9. Microfinance lenders: The microfinance industry in China, often called small loan companies, is a growing source of finance for small and medium enterprises. These companies are prohibited from taking deposits from the public and may not loan more than 5 percent of their capital to a single borrower. These lenders primarily offer unsecured loans, meaning that the losses they face from nonperforming loans are potentially very high. Small loans companies are allowed to charge interest rates up to four times the benchmark rate and earn additional revenues through fees. They have become an important source of finance for small credit-seeking companies because they are not subject to many of the tightening policies aimed at China’s larger banks.
10. Offshore Borrowing: Many Chinese enterprises have turned to lenders abroad in an effort to get access to additional credit. Enterprises borrow, often through their subsidiaries, in the offshore renminbi markets located primarily in Hong Kong. These funds are then remitted back to their operations on the mainland. Not only is credit more available in the offshore markets, but often the rate is lower because of the dearth of investment opportunities. This form of shadow finance may be significantly reduced in the future as a result of an announcement by the PBoC this summer that it would no longer accept applications from mainland companies for direct offshore borrowing.
There are several important points to take away from this. First, analysts are widely divided on the size of shadow banking in China. These differences stem from disagreements over what should be considered shadow banking and the lack of comprehensive official statistics.
Second, Chinese regulators have focused in on many of the individual components of shadow banking (wealth management products, bank-trust loans, etc.), but the overall phenomena has yet to be systematically addressed. This is in part due to unclear divisions of regulatory responsibility.
Third, scrutiny from regulators has slowed the growth of some of the more worrying channels of shadow banking, but overall amounts will continue to grow as long as China has a combination of negative real interest rates on deposits and credit tightening policies.

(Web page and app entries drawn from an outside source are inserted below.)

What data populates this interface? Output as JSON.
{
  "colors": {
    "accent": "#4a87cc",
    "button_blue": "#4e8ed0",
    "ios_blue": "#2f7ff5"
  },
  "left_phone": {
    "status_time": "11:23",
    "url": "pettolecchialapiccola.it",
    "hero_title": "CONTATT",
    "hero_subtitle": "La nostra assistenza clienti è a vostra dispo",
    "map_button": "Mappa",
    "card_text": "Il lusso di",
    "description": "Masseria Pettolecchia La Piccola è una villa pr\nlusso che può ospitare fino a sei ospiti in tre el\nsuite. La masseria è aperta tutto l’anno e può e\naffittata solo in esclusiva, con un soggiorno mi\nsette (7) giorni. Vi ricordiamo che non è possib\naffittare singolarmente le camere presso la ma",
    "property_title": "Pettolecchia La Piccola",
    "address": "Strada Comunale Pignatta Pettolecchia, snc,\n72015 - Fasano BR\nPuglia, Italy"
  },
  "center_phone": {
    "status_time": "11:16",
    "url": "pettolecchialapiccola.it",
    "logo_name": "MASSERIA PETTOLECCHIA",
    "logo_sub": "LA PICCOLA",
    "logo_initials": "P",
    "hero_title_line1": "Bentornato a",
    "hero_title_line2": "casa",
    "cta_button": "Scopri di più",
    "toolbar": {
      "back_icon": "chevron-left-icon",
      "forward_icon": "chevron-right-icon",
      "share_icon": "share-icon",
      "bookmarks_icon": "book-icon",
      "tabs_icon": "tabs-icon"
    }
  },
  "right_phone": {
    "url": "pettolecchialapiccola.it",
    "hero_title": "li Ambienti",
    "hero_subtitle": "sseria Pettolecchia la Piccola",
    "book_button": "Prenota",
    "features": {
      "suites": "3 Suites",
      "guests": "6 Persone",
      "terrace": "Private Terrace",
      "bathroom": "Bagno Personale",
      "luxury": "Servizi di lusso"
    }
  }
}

If the city of Wenzhou can be considered the epicenter of the shadow banking industry, then its example has not been heartening. Shadow banking is extremely susceptible to speculative bursts of borrowing and equally quick rounds of financial collapse. Wenzhou may prove to be a useful warning sign to China’s regulators regarding the danger of allowing the shadow banking industry to grow too large.